Most of the major internet companies are either actively in market with mobile payments or flirting with the idea. This includes Google, eBay/PayPal, Amazon and Facebook with Credits (there’s an article to be written about the future of Credits). And there are scores of startups and others also competing for consumer attention and merchant adoption of their mobile payments systems: Square, Intuit, ISIS, Groupon, Visa, FirstData, LevelUp, Jumio, Card.io, Boku, Tabbedout, GoPago and many others.
The list grows longer by the week it seems. Joining that list, as of yesterday, is Apple — almost.
At the WWDC event yesterday Apple introduced a mobile wallet app called Passbook. It doesn’t have a stored credit card like Google Wallet but it puts airline boarding passes, movie tickets, coupons, loyalty cards and gift cards in one place on the phone so they can later be scanned at the point of sale. According to press materials, any retailer or third party developer will be able to integrate with Passbook.

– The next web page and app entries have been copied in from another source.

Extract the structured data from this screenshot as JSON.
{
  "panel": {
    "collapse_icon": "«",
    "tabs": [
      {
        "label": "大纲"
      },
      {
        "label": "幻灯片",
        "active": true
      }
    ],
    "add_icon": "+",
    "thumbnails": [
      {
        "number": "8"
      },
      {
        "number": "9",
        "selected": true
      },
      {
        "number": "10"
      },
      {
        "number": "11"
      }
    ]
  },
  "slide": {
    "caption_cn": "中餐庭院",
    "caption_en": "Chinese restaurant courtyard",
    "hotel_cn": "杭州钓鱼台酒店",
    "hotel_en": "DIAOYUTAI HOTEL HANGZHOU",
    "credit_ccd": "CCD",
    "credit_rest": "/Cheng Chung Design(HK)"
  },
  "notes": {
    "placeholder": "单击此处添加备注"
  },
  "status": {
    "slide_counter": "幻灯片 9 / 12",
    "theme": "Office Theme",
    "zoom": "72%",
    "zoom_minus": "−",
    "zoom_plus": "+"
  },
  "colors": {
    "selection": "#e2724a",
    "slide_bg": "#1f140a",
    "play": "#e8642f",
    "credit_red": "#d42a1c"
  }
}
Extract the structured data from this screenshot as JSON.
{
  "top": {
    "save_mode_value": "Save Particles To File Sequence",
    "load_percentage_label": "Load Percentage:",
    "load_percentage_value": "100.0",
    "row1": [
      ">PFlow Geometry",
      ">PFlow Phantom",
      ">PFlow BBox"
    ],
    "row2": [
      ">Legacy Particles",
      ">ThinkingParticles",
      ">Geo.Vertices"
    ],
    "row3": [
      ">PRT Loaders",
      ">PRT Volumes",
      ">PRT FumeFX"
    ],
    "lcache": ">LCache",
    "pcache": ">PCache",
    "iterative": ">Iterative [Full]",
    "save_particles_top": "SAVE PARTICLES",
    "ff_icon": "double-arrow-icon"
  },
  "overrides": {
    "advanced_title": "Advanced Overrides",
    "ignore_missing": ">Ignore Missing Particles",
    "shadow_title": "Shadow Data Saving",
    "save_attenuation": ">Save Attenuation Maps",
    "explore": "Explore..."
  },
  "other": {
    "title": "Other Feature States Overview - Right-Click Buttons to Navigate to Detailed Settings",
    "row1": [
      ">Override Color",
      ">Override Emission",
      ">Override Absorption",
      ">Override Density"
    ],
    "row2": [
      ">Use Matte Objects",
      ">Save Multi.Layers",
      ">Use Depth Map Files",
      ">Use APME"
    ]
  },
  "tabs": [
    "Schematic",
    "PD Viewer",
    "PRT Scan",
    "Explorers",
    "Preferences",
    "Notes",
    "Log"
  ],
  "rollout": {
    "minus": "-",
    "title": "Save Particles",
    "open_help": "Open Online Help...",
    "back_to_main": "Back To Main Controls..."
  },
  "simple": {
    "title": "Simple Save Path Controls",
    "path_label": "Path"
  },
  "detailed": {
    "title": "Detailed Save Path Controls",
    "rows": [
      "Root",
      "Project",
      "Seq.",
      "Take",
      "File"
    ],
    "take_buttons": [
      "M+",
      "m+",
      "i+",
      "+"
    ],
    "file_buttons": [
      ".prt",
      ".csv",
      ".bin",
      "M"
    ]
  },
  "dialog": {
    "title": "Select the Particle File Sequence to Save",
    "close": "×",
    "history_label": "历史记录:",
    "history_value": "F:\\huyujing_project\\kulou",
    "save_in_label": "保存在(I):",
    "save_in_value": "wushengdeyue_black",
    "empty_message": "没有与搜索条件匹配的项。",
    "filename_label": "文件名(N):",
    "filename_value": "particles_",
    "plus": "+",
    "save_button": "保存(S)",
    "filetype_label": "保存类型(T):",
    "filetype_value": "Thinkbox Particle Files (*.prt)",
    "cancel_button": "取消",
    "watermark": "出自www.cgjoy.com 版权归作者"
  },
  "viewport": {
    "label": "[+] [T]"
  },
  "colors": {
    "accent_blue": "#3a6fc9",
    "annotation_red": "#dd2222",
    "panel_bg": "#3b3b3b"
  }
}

It’s also time and location enabled so the relevant passes or cards pop up on the iPhone home screen, triggered by physical location (at or near the store) or the time to depart (in the case of a boarding pass).
Apple’s CEO Tim Cook said yesterday that Apple now has 400 million consumer credit cards on file. That’s at least double the number of active accounts on PayPal or Amazon today.
The next question is whether (or perhaps when) Apple will go all the way and get into mobile (credit card) payments explicitly. To do that it would need to have technology that could integrate with current POS machines and capabilities. Alternatively it would have to create the new infrastructure as some companies are now trying to do with iPad POS systems.
Startup LevelUp uses a stored credit card to generate a barcode that can then be scanned at the point of sale. This approach works today and could be used by Apple. Indeed, that’s the system being used in Passcode.
Google’s forward-looking NFC Wallet has not taken off notwithstanding the growth of NFC-enabled payment terminals. By most accounts NFC payments are a few years away from mainstream adoption in the US. The next iPhone may get NFC (or the one after that), which would make it mobile payments ready at numerous retailers across the US.
Apple iPhone owners could simply opt-in to associating their stored credit cards with Passbook and then payments could be transferred to the retailer or merchant (via barcode or NFC, etc). But how would Apple handle transaction fees and customer service issues? There are a bunch of “plumbing” and infrastructure issues that currently hold the segment back in general.
There is also considerable consumer ambivalence in the US about mobile payments today, as several recent consumer surveys indicate. However among several categories of companies that include Google, credit card issuers and mobile carriers, Apple is most trusted to manage mobile payments.
Source: Retrevo 2011